-- DATA EXTRACTS follows --

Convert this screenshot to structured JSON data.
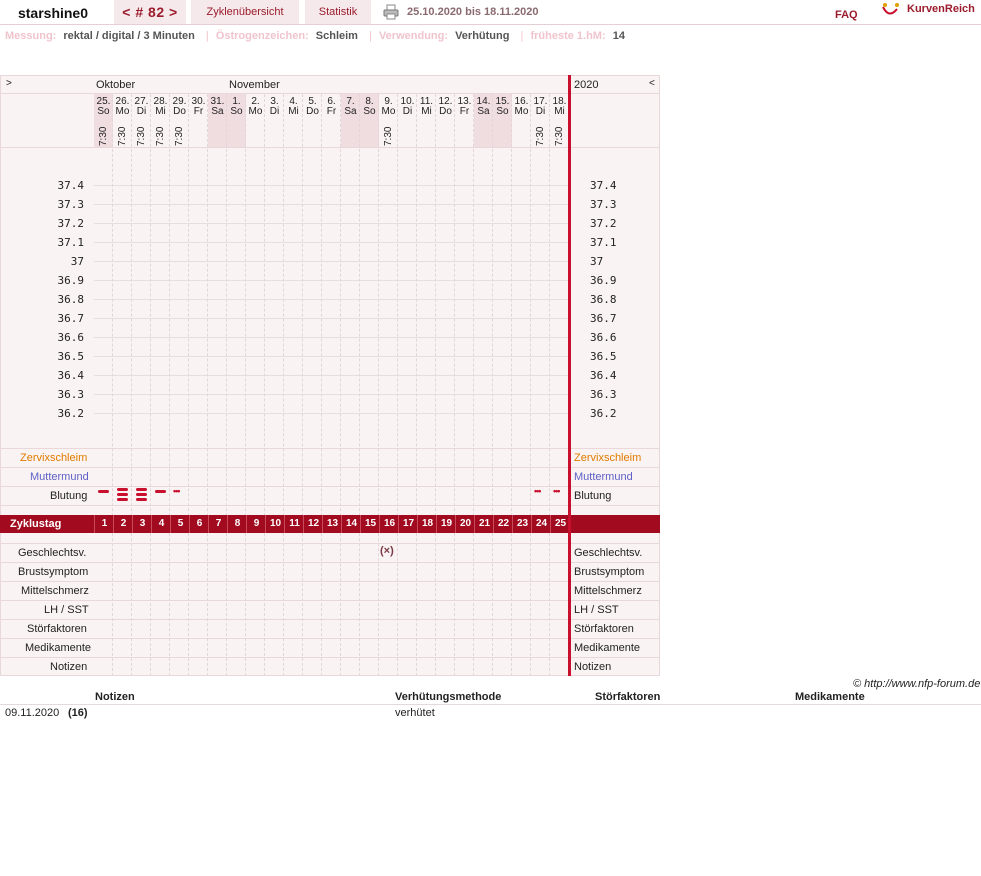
{
  "header": {
    "username": "starshine0",
    "cycle_nav": "< # 82 >",
    "cycle_overview": "Zyklenübersicht",
    "statistics": "Statistik",
    "date_range": "25.10.2020 bis 18.11.2020",
    "faq": "FAQ",
    "logo_text": "KurvenReich"
  },
  "info": {
    "measurement_label": "Messung:",
    "measurement_value": "rektal / digital / 3 Minuten",
    "estrogen_label": "Östrogenzeichen:",
    "estrogen_value": "Schleim",
    "usage_label": "Verwendung:",
    "usage_value": "Verhütung",
    "earliest_label": "früheste 1.hM:",
    "earliest_value": "14"
  },
  "chart": {
    "nav_prev": ">",
    "nav_next": "<",
    "year": "2020",
    "month_oct": "Oktober",
    "month_nov": "November",
    "days": [
      {
        "num": "25.",
        "name": "So",
        "time": "7:30",
        "weekend": true
      },
      {
        "num": "26.",
        "name": "Mo",
        "time": "7:30",
        "weekend": false
      },
      {
        "num": "27.",
        "name": "Di",
        "time": "7:30",
        "weekend": false
      },
      {
        "num": "28.",
        "name": "Mi",
        "time": "7:30",
        "weekend": false
      },
      {
        "num": "29.",
        "name": "Do",
        "time": "7:30",
        "weekend": false
      },
      {
        "num": "30.",
        "name": "Fr",
        "time": "",
        "weekend": false
      },
      {
        "num": "31.",
        "name": "Sa",
        "time": "",
        "weekend": true
      },
      {
        "num": "1.",
        "name": "So",
        "time": "",
        "weekend": true
      },
      {
        "num": "2.",
        "name": "Mo",
        "time": "",
        "weekend": false
      },
      {
        "num": "3.",
        "name": "Di",
        "time": "",
        "weekend": false
      },
      {
        "num": "4.",
        "name": "Mi",
        "time": "",
        "weekend": false
      },
      {
        "num": "5.",
        "name": "Do",
        "time": "",
        "weekend": false
      },
      {
        "num": "6.",
        "name": "Fr",
        "time": "",
        "weekend": false
      },
      {
        "num": "7.",
        "name": "Sa",
        "time": "",
        "weekend": true
      },
      {
        "num": "8.",
        "name": "So",
        "time": "",
        "weekend": true
      },
      {
        "num": "9.",
        "name": "Mo",
        "time": "7:30",
        "weekend": false
      },
      {
        "num": "10.",
        "name": "Di",
        "time": "",
        "weekend": false
      },
      {
        "num": "11.",
        "name": "Mi",
        "time": "",
        "weekend": false
      },
      {
        "num": "12.",
        "name": "Do",
        "time": "",
        "weekend": false
      },
      {
        "num": "13.",
        "name": "Fr",
        "time": "",
        "weekend": false
      },
      {
        "num": "14.",
        "name": "Sa",
        "time": "",
        "weekend": true
      },
      {
        "num": "15.",
        "name": "So",
        "time": "",
        "weekend": true
      },
      {
        "num": "16.",
        "name": "Mo",
        "time": "",
        "weekend": false
      },
      {
        "num": "17.",
        "name": "Di",
        "time": "7:30",
        "weekend": false
      },
      {
        "num": "18.",
        "name": "Mi",
        "time": "7:30",
        "weekend": false
      }
    ],
    "temps": [
      "37.4",
      "37.3",
      "37.2",
      "37.1",
      "37",
      "36.9",
      "36.8",
      "36.7",
      "36.6",
      "36.5",
      "36.4",
      "36.3",
      "36.2"
    ],
    "rows": {
      "cervical_mucus": "Zervixschleim",
      "cervix": "Muttermund",
      "bleeding": "Blutung",
      "cycle_day": "Zyklustag",
      "intercourse": "Geschlechtsv.",
      "breast": "Brustsymptom",
      "midpain": "Mittelschmerz",
      "lh": "LH / SST",
      "disturbances": "Störfaktoren",
      "medication": "Medikamente",
      "notes": "Notizen"
    },
    "bleeding": [
      "medium",
      "heavy",
      "heavy",
      "medium",
      "spotting",
      "",
      "",
      "",
      "",
      "",
      "",
      "",
      "",
      "",
      "",
      "",
      "",
      "",
      "",
      "",
      "",
      "",
      "",
      "spotting",
      "spotting"
    ],
    "intercourse_mark": "(×)",
    "intercourse_day_index": 15,
    "cycle_days": [
      "1",
      "2",
      "3",
      "4",
      "5",
      "6",
      "7",
      "8",
      "9",
      "10",
      "11",
      "12",
      "13",
      "14",
      "15",
      "16",
      "17",
      "18",
      "19",
      "20",
      "21",
      "22",
      "23",
      "24",
      "25"
    ],
    "colors": {
      "mucus": "#e07b00",
      "cervix": "#5b5fc7",
      "accent": "#a10a1f",
      "bar": "#c8102e"
    }
  },
  "footer": {
    "copyright": "© http://www.nfp-forum.de",
    "col_notes": "Notizen",
    "col_method": "Verhütungsmethode",
    "col_disturb": "Störfaktoren",
    "col_meds": "Medikamente",
    "row_date": "09.11.2020",
    "row_day": "(16)",
    "row_method": "verhütet"
  }
}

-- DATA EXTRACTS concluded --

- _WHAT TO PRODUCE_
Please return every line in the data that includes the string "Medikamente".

- _EXERCISE SOLUTION_
      "medication": "Medikamente",
    "col_meds": "Medikamente",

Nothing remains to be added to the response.